◆ **Exercise instructions**: Line by line, output the entries below exactly as they appear.

◆ **Extracted information**:

((

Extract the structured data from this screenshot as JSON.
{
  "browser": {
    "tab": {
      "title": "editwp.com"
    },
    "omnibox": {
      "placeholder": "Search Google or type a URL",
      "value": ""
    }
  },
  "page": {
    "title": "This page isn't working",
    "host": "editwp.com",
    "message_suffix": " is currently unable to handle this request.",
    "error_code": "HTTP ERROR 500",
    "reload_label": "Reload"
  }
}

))

◆ **Result**:
Extract the structured data from this screenshot as JSON.
{
  "browser": {
    "tab": {
      "title": "editwp.com"
    },
    "omnibox": {
      "placeholder": "Search Google or type a URL",
      "value": ""
    }
  },
  "page": {
    "title": "This page isn't working",
    "host": "editwp.com",
    "message_suffix": " is currently unable to handle this request.",
    "error_code": "HTTP ERROR 500",
    "reload_label": "Reload"
  }
}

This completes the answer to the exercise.